How Produced

How are ReproJackets Produced?
Stage 1: The Original Jacket
Our starting point is a 1st issue original dustjacket for We Didn't Mean To Go To Sea by Arthur Ransome, from Jonathan Cape in 1937.  We make a high-resolution scan of the original dustjacket at 600 pixels per inch, which means around a million pixels for each three square inches.

The image is straightened up and cropped very precisely, and a note made in the image file of the type of paper used. The image file will also contain lower-resolution scans of the boards of the book, its title page and any copyright/publication/printing information which may be present.

Stage 2: Paper Removal
The first procedure is to divide the image vertically into back flap, back panel, spine, front panel and front flap. In this example there is no back flap content, and the spine is combined with the front panel into a single piece of artwork. The paper is then removed from each of these portions -- the image shows an intermediate stage prior to removing the paper from the artwork.
With the paper now transparent, an underlying layer of black is used in order to best show up any vestiges of the paper or unwanted marks. The front flap looks fairly clean already, but several faint marks are visible on the back panel and these will be removed at the next stage -- they would be almost invisible against a white background which is why black is used here.

Stage 3: Text Restoration
The text has been completely cleaned up and any bits of missing ink replaced. On the back panel the upper extremities of the header line were damaged and have been repaired using the corresponding line from the 1937 copy of Swallows and Amazons.

Stage 4: Artwork Preparation
The majority of the paper has been removed from the artwork now, and we can see it against both white and black underlayers. The 'black' (actually dark grey) portions, ie text and illustrations, will next be separated from the blue decoration onto distinct layers for the final stages of the restoration.

Stage 5: Artwork Separation
Now that the dark grey text and illustrations are separated from the blue decorations, we can restore each of them and then make the colouring of each of these two separations uniform.

The chipping at the jacket edges has damaged the text and illustration at the top of the spine; together with the wear at the folds it has removed some of the decorations.

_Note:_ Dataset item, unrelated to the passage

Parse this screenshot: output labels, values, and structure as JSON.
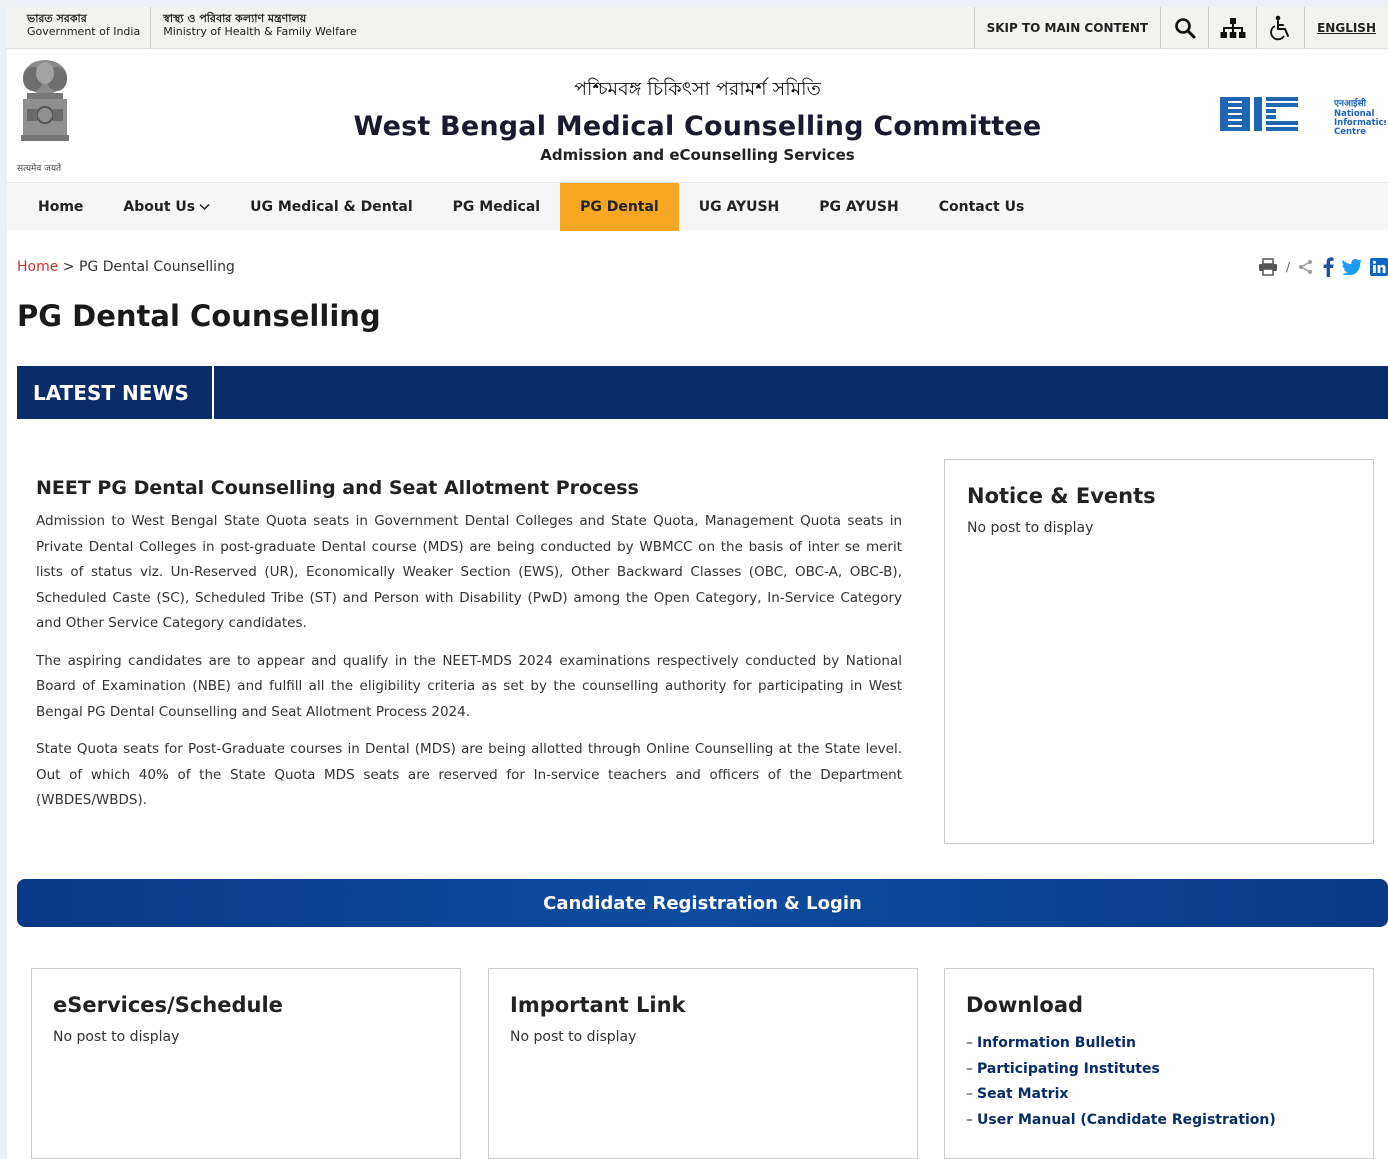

We have other issues of the jacket scanned, and these can be used to supply the missing pieces.

Stage 6: Artwork Restoration
The text and images have been repaired and made a consistent colour (the spine in particular had a brown cast). Like the colour layer, the dark grey texture has been sampled and used for this recolouring rather than a solid tint, and this retains the original appearance much better.

The coloured layer has also been repaired where the original had losses at the folds and edges, and the whole has been given a consistent recolouring using a sample of the blue texture.

The whole jacket is now ready for assembly and the final stages.

Stage 7: Final Assembly
The final stage involves adding 'bleed margins' where necessary. This is where ink runs right up to the trimmed edge, and must be extended into the margin to avoid uninked edges caused by trimming inaccuracies. In this example, the top and bottom of the blue coloured layer bleed in places.

The ReproJackets identifier has been added, the small corner-clips have been marked in black, and the trim marks have been placed at the sides. The ReproJacket is complete.